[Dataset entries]
* * *
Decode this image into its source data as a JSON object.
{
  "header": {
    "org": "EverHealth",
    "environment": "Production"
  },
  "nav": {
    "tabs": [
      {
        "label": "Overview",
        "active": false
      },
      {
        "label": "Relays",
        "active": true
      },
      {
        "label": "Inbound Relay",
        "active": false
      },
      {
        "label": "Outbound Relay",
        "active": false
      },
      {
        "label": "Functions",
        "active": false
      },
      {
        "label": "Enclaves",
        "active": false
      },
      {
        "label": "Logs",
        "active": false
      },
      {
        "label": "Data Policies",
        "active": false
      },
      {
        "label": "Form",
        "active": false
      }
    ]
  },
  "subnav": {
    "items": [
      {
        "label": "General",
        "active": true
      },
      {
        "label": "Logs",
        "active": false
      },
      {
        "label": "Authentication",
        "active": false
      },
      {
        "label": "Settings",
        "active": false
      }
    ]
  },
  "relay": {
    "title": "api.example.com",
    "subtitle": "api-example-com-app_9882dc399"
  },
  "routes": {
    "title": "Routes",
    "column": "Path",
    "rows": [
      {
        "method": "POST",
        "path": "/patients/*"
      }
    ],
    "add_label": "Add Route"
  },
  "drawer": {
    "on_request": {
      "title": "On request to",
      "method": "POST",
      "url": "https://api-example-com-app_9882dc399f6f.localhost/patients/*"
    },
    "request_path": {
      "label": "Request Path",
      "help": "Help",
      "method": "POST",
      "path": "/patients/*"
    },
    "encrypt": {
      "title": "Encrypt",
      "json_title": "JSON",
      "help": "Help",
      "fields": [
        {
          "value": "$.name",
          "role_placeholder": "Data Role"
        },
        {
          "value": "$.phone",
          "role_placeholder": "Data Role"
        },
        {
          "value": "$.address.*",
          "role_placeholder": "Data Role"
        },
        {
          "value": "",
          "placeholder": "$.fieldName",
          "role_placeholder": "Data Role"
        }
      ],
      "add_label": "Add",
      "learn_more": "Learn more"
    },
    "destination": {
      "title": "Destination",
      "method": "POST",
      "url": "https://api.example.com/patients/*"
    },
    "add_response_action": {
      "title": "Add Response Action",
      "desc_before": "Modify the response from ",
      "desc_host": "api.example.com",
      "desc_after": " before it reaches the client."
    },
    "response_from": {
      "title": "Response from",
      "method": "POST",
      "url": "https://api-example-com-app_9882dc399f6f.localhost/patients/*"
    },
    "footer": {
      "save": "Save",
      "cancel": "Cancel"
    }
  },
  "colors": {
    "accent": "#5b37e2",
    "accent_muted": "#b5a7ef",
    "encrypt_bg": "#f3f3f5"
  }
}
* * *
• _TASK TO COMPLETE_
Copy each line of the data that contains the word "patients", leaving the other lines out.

• _TASK OUTPUT_
        "path": "/patients/*"
      "url": "https://api-example-com-app_9882dc399f6f.localhost/patients/*"
      "path": "/patients/*"
      "url": "https://api.example.com/patients/*"
      "url": "https://api-example-com-app_9882dc399f6f.localhost/patients/*"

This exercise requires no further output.